“Cultivating community takes courtesy. Courtesy is respecting our differences, being considerate of each other’s feelings, and being patient with people who irritate us.”
“In a family, acceptance isn’t based on how smart or beautiful or talented you are. It’s based on the fact that we belong to each other.”
“Another part of courtesy is not downplaying other people’s doubts. Just because you don’t fear something doesn’t make it an invalid feeling.”
“Cultivating community takes confidentiality.”
“God says, ‘Gossip is spread by wicked people; they stir up trouble and break up friendships.’” Proverbs 16:28 (TEV) )
“Cultivating community takes frequency.”
“You must have frequent, regular contact with your group in order to build genuine fellowship. Relationships take time.”
“You have to spend time with people ~ a lot of time ~ to build deep relationships.”
And finally, with this last excerpt and quote, I will tell you that with this last paragraph I knew that I would share this with not only my own family, friends and Team, but with you as well. It is also the moment that I knew that I would share it with someone whom I consider a dear friend and mentor, the leader of the community I spend the majority of my own time with, (#bealeader™ ) Jen Olney.
“If you are a member of a small group or class, I urge you to make a group covenant that includes the nine characteristics of biblical fellowship: We will share true feelings (authenticity), encourage each other (mutuality), support each other (sympathy), forgive each other (mercy), speak the truth in love (honesty), admit our weaknesses (humility), respect our differences (courtesy), not gossip (confidentiality), and make group a priority (frequency).
It absolutely solidified my own commitment to the #bealeader™ community as I finished the chapter. After all, each and every value that I had learned about that were the desired values and standards of a good and strong leader, were also the values and characteristics of the most important Path my life was following.
In every word, every gesture, Jennifer Onley walks her talk. As a human following a good and straight path and as the Leader to a good and strong community dedicated to serving others and leading the way into a future that will help us all become stronger, leading from where we each, already are. I am proud to be part of #bealeader™ and of the #bealeader™ community.
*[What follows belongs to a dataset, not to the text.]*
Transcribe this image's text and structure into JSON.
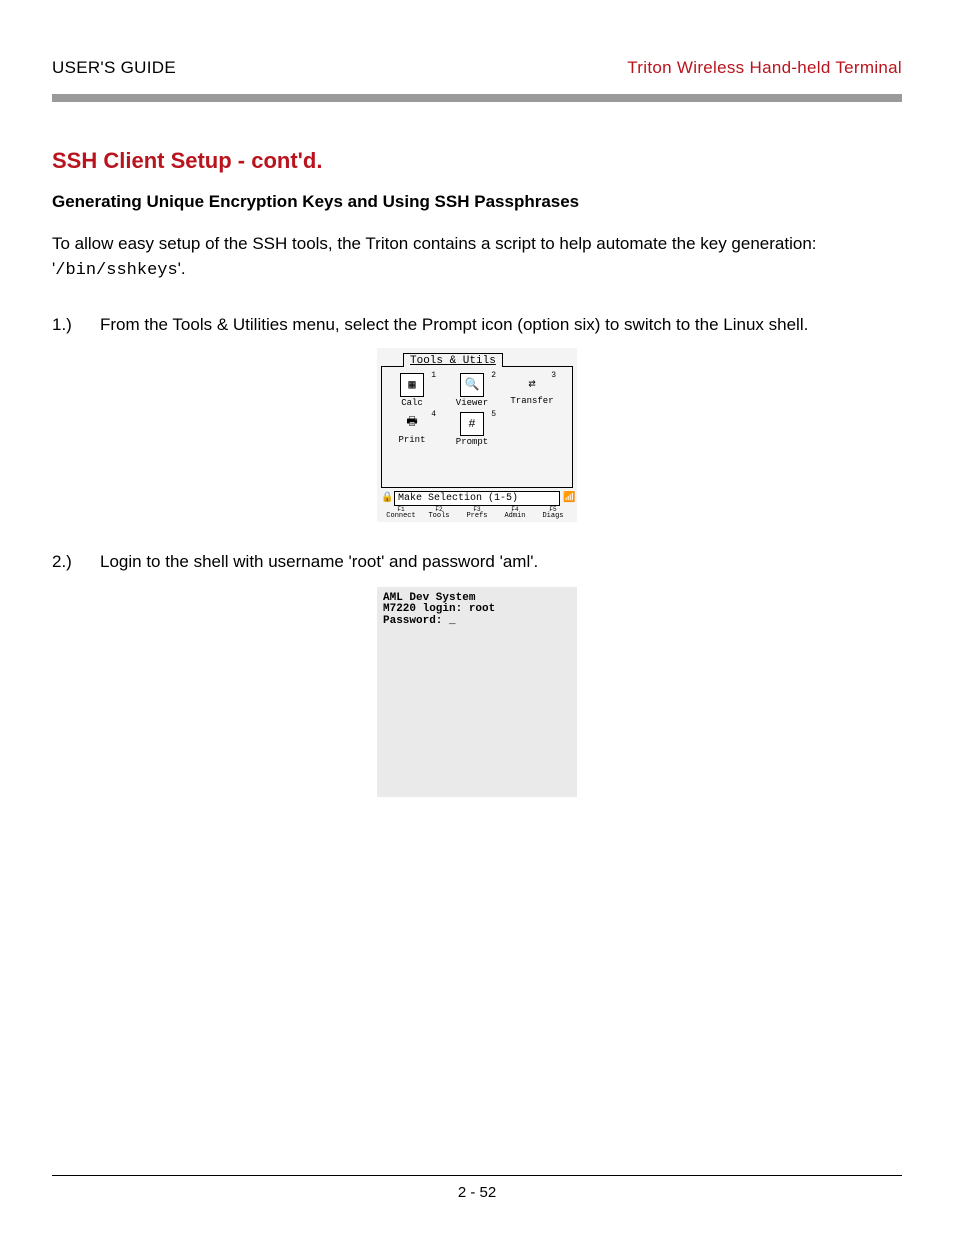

I am proud to be following the path and purpose God has planned for me. (And I am thrilled beyond all words that I was blessed in that both communities are following the same path!)